And, to a certain extent it was – but don’t let that dissuade you. Jones plays fictional pilot Amelia Wren who teams up with Redmayne’s real-life scientist James Glaisher to tackle the skies in search of discoveries about the weather. They each have their own setbacks – no one believes in Glaisher’s predictions and Jones’s character battles with fear and heartbreak over a former accident. Once up in the air, however, they soon get more than they bargained for as they deal with the elements and…..each other. The other characters were brilliantly cast – my favourites being Wren’s sister played by Phoebe Fox and Glaisher’s counterpart, John Trew, played by Himesh Patel. I’ve since read that Jones’s leading lady character was a stand in for Glaisher’s real-life co-pilot Henry Coxwell.

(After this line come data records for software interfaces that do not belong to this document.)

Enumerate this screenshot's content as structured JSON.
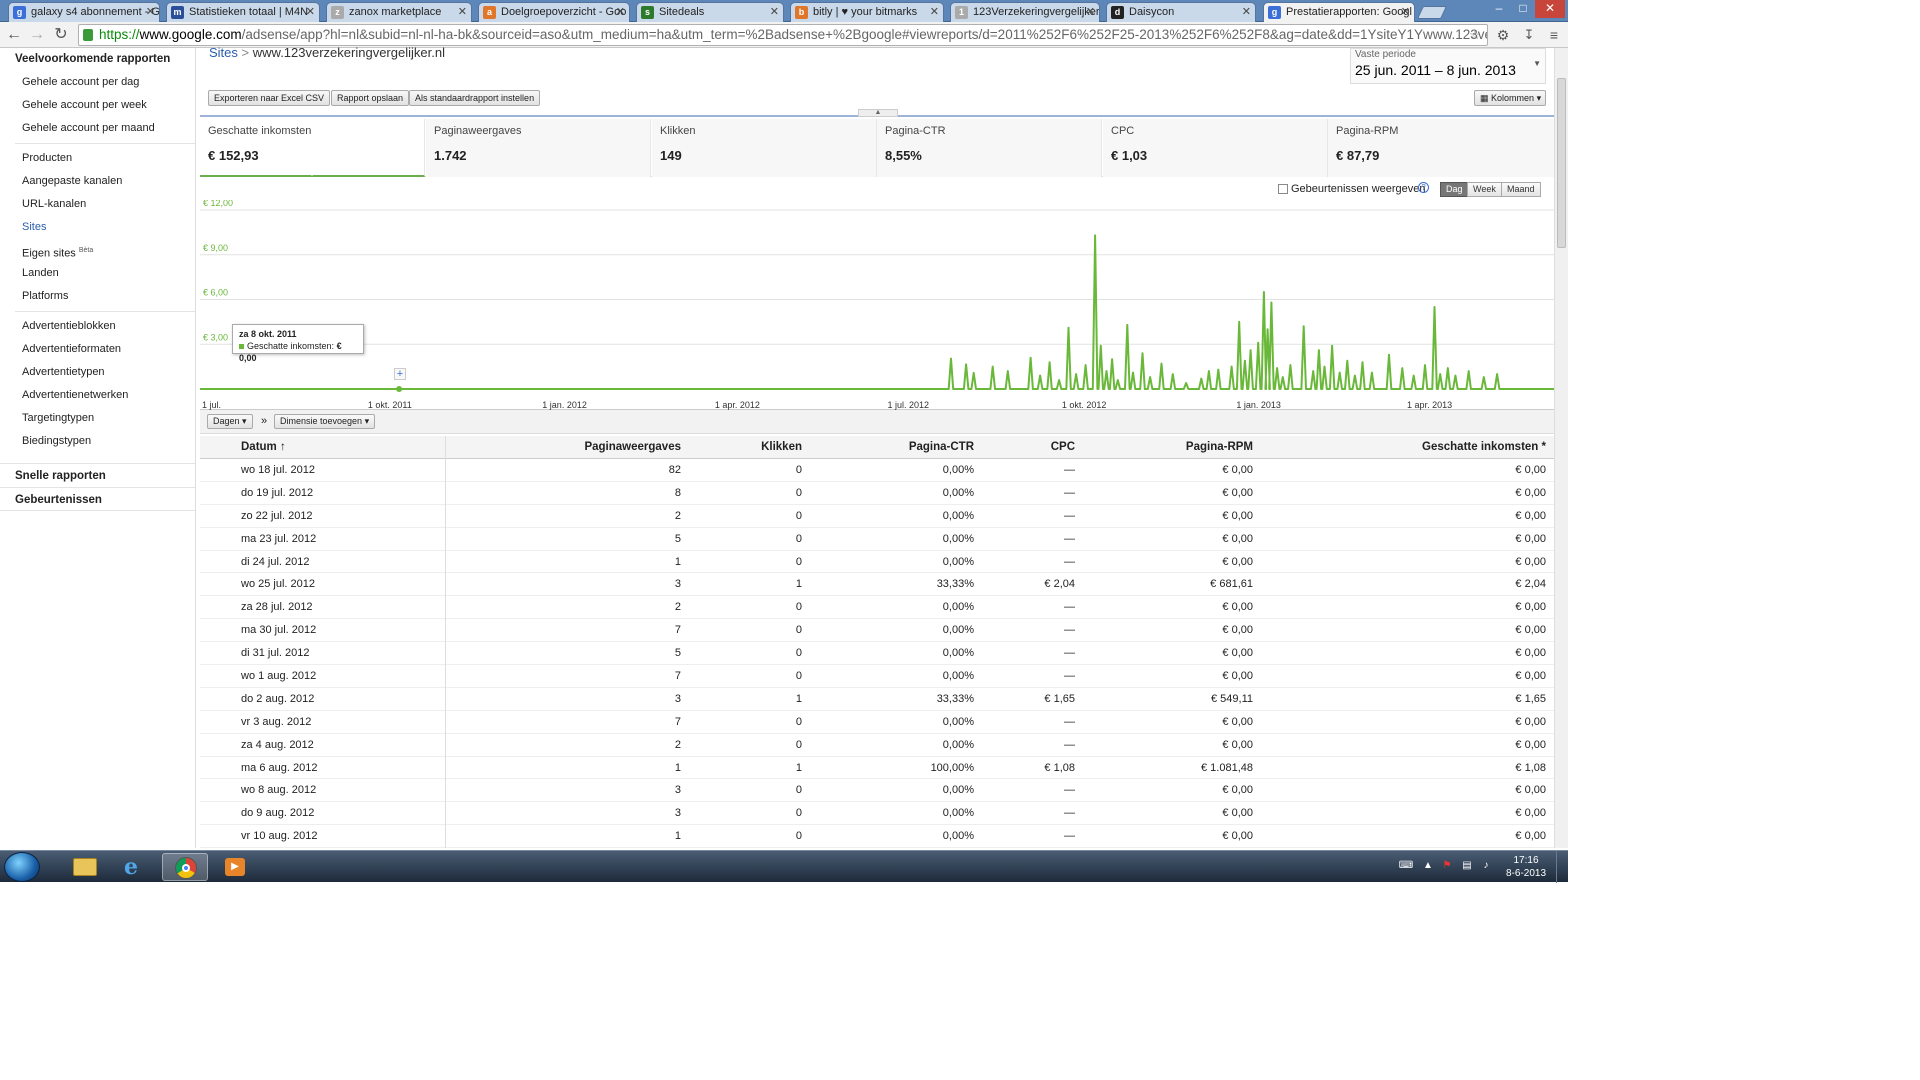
{
  "browser": {
    "tabs": [
      {
        "label": "galaxy s4 abonnement - G",
        "fav": "g",
        "color": "#3a6fd8"
      },
      {
        "label": "Statistieken totaal | M4N",
        "fav": "m",
        "color": "#2a4f9a"
      },
      {
        "label": "zanox marketplace",
        "fav": "z",
        "color": "#aaaaaa"
      },
      {
        "label": "Doelgroepoverzicht - Goo",
        "fav": "a",
        "color": "#e0762a"
      },
      {
        "label": "Sitedeals",
        "fav": "s",
        "color": "#2d7a2d"
      },
      {
        "label": "bitly | ♥ your bitmarks",
        "fav": "b",
        "color": "#e0762a"
      },
      {
        "label": "123Verzekeringvergelijker",
        "fav": "1",
        "color": "#aaaaaa"
      },
      {
        "label": "Daisycon",
        "fav": "d",
        "color": "#222222"
      },
      {
        "label": "Prestatierapporten: Googl",
        "fav": "g",
        "color": "#3a6fd8"
      }
    ],
    "active_tab": 8,
    "url": {
      "scheme": "https://",
      "domain": "www.google.com",
      "path": "/adsense/app?hl=nl&subid=nl-nl-ha-bk&sourceid=aso&utm_medium=ha&utm_term=%2Badsense+%2Bgoogle#viewreports/d=2011%252F6%252F25-2013%252F6%252F8&ag=date&dd=1YsiteY1Ywww.123verzekeringvergelijker.nl"
    }
  },
  "sidebar": {
    "heading": "Veelvoorkomende rapporten",
    "group1": [
      "Gehele account per dag",
      "Gehele account per week",
      "Gehele account per maand"
    ],
    "group2": [
      "Producten",
      "Aangepaste kanalen",
      "URL-kanalen",
      "Sites",
      "Eigen sites",
      "Landen",
      "Platforms"
    ],
    "beta_label": "Bèta",
    "active_item": "Sites",
    "group3": [
      "Advertentieblokken",
      "Advertentieformaten",
      "Advertentietypen",
      "Advertentienetwerken",
      "Targetingtypen",
      "Biedingstypen"
    ],
    "quick_reports": "Snelle rapporten",
    "events": "Gebeurtenissen"
  },
  "header": {
    "crumb_link": "Sites",
    "crumb_sep": ">",
    "crumb_site": "www.123verzekeringvergelijker.nl",
    "period_label": "Vaste periode",
    "period_value": "25 jun. 2011 – 8 jun. 2013",
    "btn_export": "Exporteren naar Excel CSV",
    "btn_save": "Rapport opslaan",
    "btn_default": "Als standaardrapport instellen",
    "btn_columns": "Kolommen"
  },
  "scorecards": [
    {
      "label": "Geschatte inkomsten",
      "value": "€ 152,93"
    },
    {
      "label": "Paginaweergaves",
      "value": "1.742"
    },
    {
      "label": "Klikken",
      "value": "149"
    },
    {
      "label": "Pagina-CTR",
      "value": "8,55%"
    },
    {
      "label": "CPC",
      "value": "€ 1,03"
    },
    {
      "label": "Pagina-RPM",
      "value": "€ 87,79"
    }
  ],
  "chart_controls": {
    "events_label": "Gebeurtenissen weergeven",
    "help": "?",
    "day": "Dag",
    "week": "Week",
    "month": "Maand"
  },
  "chart_data": {
    "type": "line",
    "series_name": "Geschatte inkomsten",
    "color": "#6ab83a",
    "ylim": [
      0,
      12
    ],
    "y_ticks": [
      "€ 3,00",
      "€ 6,00",
      "€ 9,00",
      "€ 12,00"
    ],
    "y_tick_values": [
      3,
      6,
      9,
      12
    ],
    "x_ticks": [
      "1 jul.",
      "1 okt. 2011",
      "1 jan. 2012",
      "1 apr. 2012",
      "1 jul. 2012",
      "1 okt. 2012",
      "1 jan. 2013",
      "1 apr. 2013"
    ],
    "x_tick_dates": [
      "2011-07-01",
      "2011-10-01",
      "2012-01-01",
      "2012-04-01",
      "2012-07-01",
      "2012-10-01",
      "2013-01-01",
      "2013-04-01"
    ],
    "x_range": [
      "2011-06-25",
      "2013-06-08"
    ],
    "points": [
      [
        "2012-07-25",
        2.04
      ],
      [
        "2012-08-02",
        1.65
      ],
      [
        "2012-08-06",
        1.08
      ],
      [
        "2012-08-16",
        1.5
      ],
      [
        "2012-08-24",
        1.2
      ],
      [
        "2012-09-05",
        2.1
      ],
      [
        "2012-09-10",
        0.9
      ],
      [
        "2012-09-15",
        1.8
      ],
      [
        "2012-09-20",
        0.6
      ],
      [
        "2012-09-25",
        4.1
      ],
      [
        "2012-09-29",
        1.0
      ],
      [
        "2012-10-04",
        1.6
      ],
      [
        "2012-10-09",
        10.3
      ],
      [
        "2012-10-12",
        2.9
      ],
      [
        "2012-10-15",
        1.2
      ],
      [
        "2012-10-18",
        2.0
      ],
      [
        "2012-10-21",
        0.6
      ],
      [
        "2012-10-26",
        4.3
      ],
      [
        "2012-10-29",
        1.1
      ],
      [
        "2012-11-03",
        2.4
      ],
      [
        "2012-11-07",
        0.8
      ],
      [
        "2012-11-13",
        1.7
      ],
      [
        "2012-11-19",
        1.0
      ],
      [
        "2012-11-26",
        0.4
      ],
      [
        "2012-12-04",
        0.7
      ],
      [
        "2012-12-08",
        1.2
      ],
      [
        "2012-12-13",
        1.3
      ],
      [
        "2012-12-20",
        1.5
      ],
      [
        "2012-12-24",
        4.5
      ],
      [
        "2012-12-27",
        1.9
      ],
      [
        "2012-12-30",
        2.6
      ],
      [
        "2013-01-03",
        3.1
      ],
      [
        "2013-01-06",
        6.5
      ],
      [
        "2013-01-08",
        4.0
      ],
      [
        "2013-01-10",
        5.8
      ],
      [
        "2013-01-13",
        1.4
      ],
      [
        "2013-01-16",
        0.8
      ],
      [
        "2013-01-20",
        1.6
      ],
      [
        "2013-01-27",
        4.2
      ],
      [
        "2013-02-01",
        1.2
      ],
      [
        "2013-02-04",
        2.6
      ],
      [
        "2013-02-07",
        1.5
      ],
      [
        "2013-02-11",
        2.9
      ],
      [
        "2013-02-15",
        1.1
      ],
      [
        "2013-02-19",
        1.9
      ],
      [
        "2013-02-23",
        0.9
      ],
      [
        "2013-02-27",
        1.8
      ],
      [
        "2013-03-04",
        1.1
      ],
      [
        "2013-03-13",
        2.3
      ],
      [
        "2013-03-20",
        1.4
      ],
      [
        "2013-03-26",
        0.9
      ],
      [
        "2013-04-01",
        1.6
      ],
      [
        "2013-04-06",
        5.5
      ],
      [
        "2013-04-09",
        1.0
      ],
      [
        "2013-04-13",
        1.4
      ],
      [
        "2013-04-17",
        0.9
      ],
      [
        "2013-04-24",
        1.2
      ],
      [
        "2013-05-02",
        0.8
      ],
      [
        "2013-05-09",
        1.0
      ]
    ],
    "tooltip": {
      "date": "za 8 okt. 2011",
      "label": "Geschatte inkomsten:",
      "value": "€ 0,00"
    },
    "annotation_plus": "+"
  },
  "dim_bar": {
    "days": "Dagen",
    "sep": "»",
    "add_dim": "Dimensie toevoegen"
  },
  "table": {
    "columns": [
      "Datum ↑",
      "Paginaweergaves",
      "Klikken",
      "Pagina-CTR",
      "CPC",
      "Pagina-RPM",
      "Geschatte inkomsten *"
    ],
    "rows": [
      [
        "wo 18 jul. 2012",
        "82",
        "0",
        "0,00%",
        "—",
        "€ 0,00",
        "€ 0,00"
      ],
      [
        "do 19 jul. 2012",
        "8",
        "0",
        "0,00%",
        "—",
        "€ 0,00",
        "€ 0,00"
      ],
      [
        "zo 22 jul. 2012",
        "2",
        "0",
        "0,00%",
        "—",
        "€ 0,00",
        "€ 0,00"
      ],
      [
        "ma 23 jul. 2012",
        "5",
        "0",
        "0,00%",
        "—",
        "€ 0,00",
        "€ 0,00"
      ],
      [
        "di 24 jul. 2012",
        "1",
        "0",
        "0,00%",
        "—",
        "€ 0,00",
        "€ 0,00"
      ],
      [
        "wo 25 jul. 2012",
        "3",
        "1",
        "33,33%",
        "€ 2,04",
        "€ 681,61",
        "€ 2,04"
      ],
      [
        "za 28 jul. 2012",
        "2",
        "0",
        "0,00%",
        "—",
        "€ 0,00",
        "€ 0,00"
      ],
      [
        "ma 30 jul. 2012",
        "7",
        "0",
        "0,00%",
        "—",
        "€ 0,00",
        "€ 0,00"
      ],
      [
        "di 31 jul. 2012",
        "5",
        "0",
        "0,00%",
        "—",
        "€ 0,00",
        "€ 0,00"
      ],
      [
        "wo 1 aug. 2012",
        "7",
        "0",
        "0,00%",
        "—",
        "€ 0,00",
        "€ 0,00"
      ],
      [
        "do 2 aug. 2012",
        "3",
        "1",
        "33,33%",
        "€ 1,65",
        "€ 549,11",
        "€ 1,65"
      ],
      [
        "vr 3 aug. 2012",
        "7",
        "0",
        "0,00%",
        "—",
        "€ 0,00",
        "€ 0,00"
      ],
      [
        "za 4 aug. 2012",
        "2",
        "0",
        "0,00%",
        "—",
        "€ 0,00",
        "€ 0,00"
      ],
      [
        "ma 6 aug. 2012",
        "1",
        "1",
        "100,00%",
        "€ 1,08",
        "€ 1.081,48",
        "€ 1,08"
      ],
      [
        "wo 8 aug. 2012",
        "3",
        "0",
        "0,00%",
        "—",
        "€ 0,00",
        "€ 0,00"
      ],
      [
        "do 9 aug. 2012",
        "3",
        "0",
        "0,00%",
        "—",
        "€ 0,00",
        "€ 0,00"
      ],
      [
        "vr 10 aug. 2012",
        "1",
        "0",
        "0,00%",
        "—",
        "€ 0,00",
        "€ 0,00"
      ]
    ]
  },
  "taskbar": {
    "time": "17:16",
    "date": "8-6-2013",
    "apps": [
      "explorer-icon",
      "internet-explorer-icon",
      "chrome-icon",
      "media-player-icon"
    ]
  }
}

Together, Coxwell and Glaisher, like Jones and Redmayne, soared to the height of jumbo jets. Equipped with carrier pigeons (who swiftly died), weather gauging instruments and a bottle of brandy. I was disappointed that Jones’s character wasn’t real. I knew it was too good to be true that such an inspiring and capable woman would be able to pop off and pilot a few massive balloons back then. But I guess it doesn’t really matter. The film’s a visual masterpiece, Felicity Jones is stunning in front of the camera and I thought their chemistry was brilliant – despite the very harsh opinions of some film critics (stop being such negative Natalies).

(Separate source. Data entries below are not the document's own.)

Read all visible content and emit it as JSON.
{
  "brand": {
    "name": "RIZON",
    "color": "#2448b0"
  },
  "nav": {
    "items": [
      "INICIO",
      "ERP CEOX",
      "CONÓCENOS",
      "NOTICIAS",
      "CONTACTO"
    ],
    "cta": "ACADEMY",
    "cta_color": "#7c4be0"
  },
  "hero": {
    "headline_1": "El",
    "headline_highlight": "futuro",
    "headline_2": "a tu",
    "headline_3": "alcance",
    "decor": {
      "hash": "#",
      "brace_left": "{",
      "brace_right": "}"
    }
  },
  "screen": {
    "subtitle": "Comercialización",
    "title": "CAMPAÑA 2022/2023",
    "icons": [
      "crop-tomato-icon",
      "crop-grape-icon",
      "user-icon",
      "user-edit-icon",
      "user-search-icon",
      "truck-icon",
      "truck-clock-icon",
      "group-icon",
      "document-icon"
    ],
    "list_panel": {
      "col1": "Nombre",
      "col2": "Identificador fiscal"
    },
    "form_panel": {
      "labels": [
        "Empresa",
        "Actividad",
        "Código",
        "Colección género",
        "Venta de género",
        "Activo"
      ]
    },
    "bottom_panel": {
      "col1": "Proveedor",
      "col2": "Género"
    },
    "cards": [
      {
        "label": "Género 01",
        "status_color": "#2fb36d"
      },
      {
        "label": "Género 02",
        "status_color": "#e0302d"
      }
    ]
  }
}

Visually, the film is stunning. Though it’s not for anyone with vertigo as the camera angling over the edge of the basket can make your stomach turn. I sat there wondering how the hell they’d filmed these scenes – they looked so life-like and beautiful as the characters, along with their balloon, both physically and, at times, mentally, floated through above the clouds. The balloon’s storyline is undercut with flashbacks to the character’s pasts and how they ended up on their respective adventures. It broke up the journey nicely – often making the audience forget that this ride was less than 80 minutes long and not something that lasted an eternity.
The important thing I think about a film is how it made me feel afterwards. And I came out of The Aeronauts feeling above the clouds myself. Alright, perhaps not that animated but I walked through the foyer with a spring in my step. Harper’s film reminded me that we all have our battles – big and small – physical and metaphorical. That life’s a journey and, with a little perseverance, the storm will pass. He inspires you to take that leap of faith and to start that adventure.
Oh, and, look after your dads. You’ll see what I mean when you watch it.